Searching for copyrights on U.S. books published between 1923 and 1963 has been a challenge...up to now. Books published during those years only remained under copyright protection if they were renewed. Many of them were not renewed, and U.S. Copyright Office renewal records were not online. To use freely, or not to use? That was the question—without an easy answer.
Now anyone can easily search the Stanford Copyright Renewal Database. Dubbed "The Determinator," this new resource now combines older print & machine readable renewal records into a single online database. Find out if the book you want to use requires further permissions because its copyright term was renewed, or if it has passed into the public domain.
Note: The Determinator has copyright information only for renewals (not original publication dates) of books (not movies, music, or periodicals) published in the U.S. between 1923-1963.
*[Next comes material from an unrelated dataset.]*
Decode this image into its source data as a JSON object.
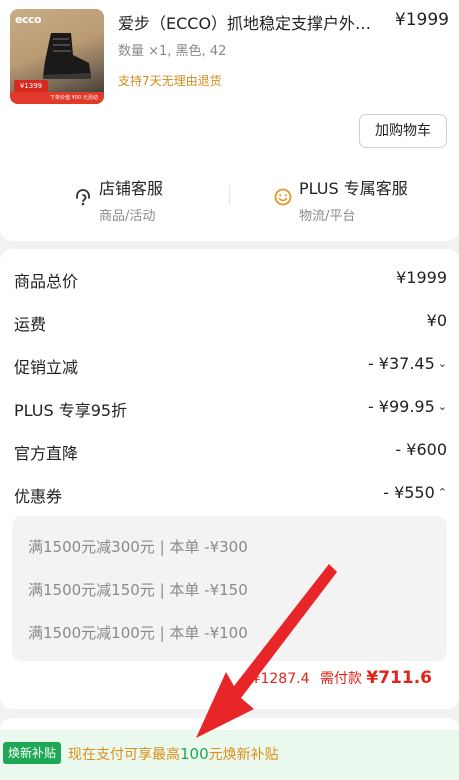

Start with a Public Domain chart to find out whether the work you want to use is still under protection. The Copyright@Case website has a chart on the sidebar section, and also on the sidebar link for Copyright Resources & Links, under "Copyright Basics." The U.S. Copyright Office has a helpful booklet, "How to Investigate the Copyright Status of a Work" (Circular 22)
Posted by Karen Oye on April 17, 2007 11:06 PM